This conflict between the disciples about the true nature of Jesus’ kingdom and mission may or may not be the first church conflict. But it is definitely its longest-running. We are still having this argument, even as many of the other arguments have found resolution. This conflict rages daily. It simmers beneath the surface (and should simmer beneath the surface) within our congregations whenever we think about the ministries we undertake and how we allot resources. Are we making ourselves servants to our community? This conflict rages within our culture when we consider which people and groups we tend to adore and which ones we ignore. And the conflict about Jesus’ true mission and kingdom rages within the hearts of each of us, especially when we start to talk about freedom and rights, which are directly related to power, and are really being discussed a lot right now because of the pandemic.
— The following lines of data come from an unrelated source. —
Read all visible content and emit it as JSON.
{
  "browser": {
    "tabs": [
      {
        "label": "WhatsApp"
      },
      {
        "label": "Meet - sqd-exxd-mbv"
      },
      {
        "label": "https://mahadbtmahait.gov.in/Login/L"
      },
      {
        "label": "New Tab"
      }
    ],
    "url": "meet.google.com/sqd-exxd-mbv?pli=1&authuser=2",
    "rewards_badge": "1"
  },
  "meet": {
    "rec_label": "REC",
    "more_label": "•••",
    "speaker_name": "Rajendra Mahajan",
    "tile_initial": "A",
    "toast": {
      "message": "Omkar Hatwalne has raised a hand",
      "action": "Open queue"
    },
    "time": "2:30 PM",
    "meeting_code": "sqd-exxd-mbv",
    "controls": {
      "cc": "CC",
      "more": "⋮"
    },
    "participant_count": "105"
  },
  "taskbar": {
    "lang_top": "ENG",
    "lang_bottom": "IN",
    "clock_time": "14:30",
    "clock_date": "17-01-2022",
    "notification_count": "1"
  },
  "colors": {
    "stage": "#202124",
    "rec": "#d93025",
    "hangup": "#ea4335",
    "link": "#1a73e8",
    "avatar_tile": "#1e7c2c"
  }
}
For the follower of Jesus, freedom is not the liberty to do whatever I want. It is not even the liberty to do what is best for me. It is the liberty to do what is best for my neighbor. As Martin Luther once famously said 501 years ago next month, “A Christian is perfectly free lord of all, subject to none. A Christian is a perfectly dutiful servant of all, subject to all.”
I’ve really gotten a kick out of the song by country music artist Walker Hayes that came out this summer called “Fancy Like.” It’s a bit corny, but it’s got a good groove to it, and the message is as straightforward as you can get. As you listen to it, you realize he is redefining the term fancy as he describes his relationship with his sweetheart. Other people may consider a fancy night out something expensive and high-brow, but he and his girl are fancy like simple ordinary Applebee’s on a date night, and splurging is sharing the same Oreo shake. I like country music because it puts a lot of things in real plain terms, and that’s what I see Jesus doing today with us, his disciples, as he tries once again to settle this dispute about the nature of his kingdom and remind them what glory and faithfulness is like with a God who gives his life as a ransom for many. Jesus might just draw us close and, pointing to the Gentiles over there, whose leaders like to lord it over them, would say, friends, remember…
Yeah, we faithful like Son of God on betrayal night
Got that common loaf of bread with his body we are fed
And he’s whipped mean, hung on the cross too.
Three persons, one God, child, he got you.
Power like forgiveness in a wine cup
Seek-seeking out his lost sheep, loving them up
Some suffering Messiah, he’s our Savior, He’s our Light, (hey!)
That’s how he do what he do, he faithful like.
Thanks be to God!
The Reverend Phillip W. Martin, Jr.
 “An Expedition to the Pole,” in Teaching a Stone to Talk. Harper Perennial, 1982, p 52